WORK TASK: Each line of the records must appear in your answer exactly, with no pictures.

== EXERCISE MATERIAL

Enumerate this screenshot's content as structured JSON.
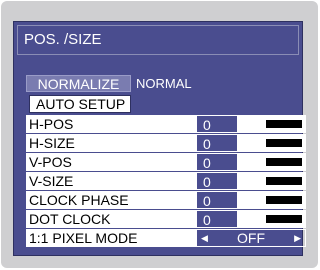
{
  "menu": {
    "title": "POS. /SIZE",
    "normalize_button": "NORMALIZE",
    "normalize_status": "NORMAL",
    "auto_setup_button": "AUTO SETUP",
    "rows": [
      {
        "label": "H-POS",
        "value": "0"
      },
      {
        "label": "H-SIZE",
        "value": "0"
      },
      {
        "label": "V-POS",
        "value": "0"
      },
      {
        "label": "V-SIZE",
        "value": "0"
      },
      {
        "label": "CLOCK PHASE",
        "value": "0"
      },
      {
        "label": "DOT CLOCK",
        "value": "0"
      }
    ],
    "pixel_mode": {
      "label": "1:1 PIXEL MODE",
      "value": "OFF"
    }
  },
  "colors": {
    "panel": "#4a4d8f",
    "frame": "#cfcfd1",
    "highlight": "#7a7cb0"
  }
}
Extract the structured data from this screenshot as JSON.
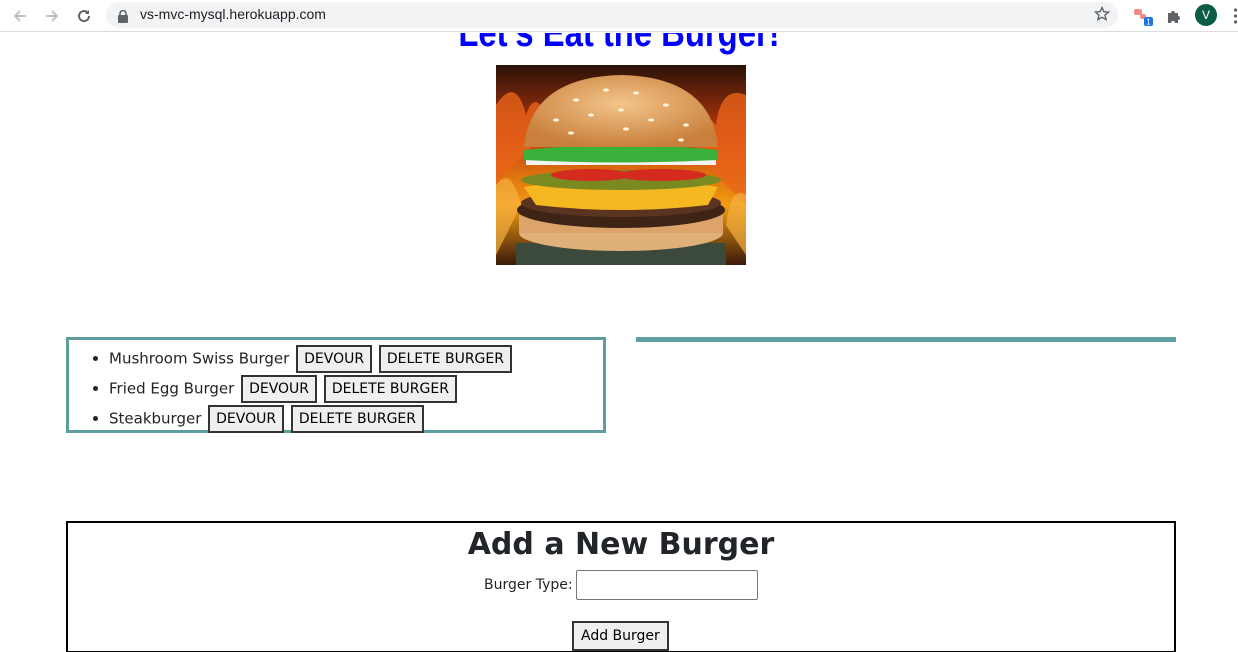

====

SOLUTION TO THIS PROBLEM:
Enumerate this screenshot's content as structured JSON.
{
  "menu": {
    "title": "POS. /SIZE",
    "normalize_button": "NORMALIZE",
    "normalize_status": "NORMAL",
    "auto_setup_button": "AUTO SETUP",
    "rows": [
      {
        "label": "H-POS",
        "value": "0"
      },
      {
        "label": "H-SIZE",
        "value": "0"
      },
      {
        "label": "V-POS",
        "value": "0"
      },
      {
        "label": "V-SIZE",
        "value": "0"
      },
      {
        "label": "CLOCK PHASE",
        "value": "0"
      },
      {
        "label": "DOT CLOCK",
        "value": "0"
      }
    ],
    "pixel_mode": {
      "label": "1:1 PIXEL MODE",
      "value": "OFF"
    }
  },
  "colors": {
    "panel": "#4a4d8f",
    "frame": "#cfcfd1",
    "highlight": "#7a7cb0"
  }
}
Extract the structured data from this screenshot as JSON.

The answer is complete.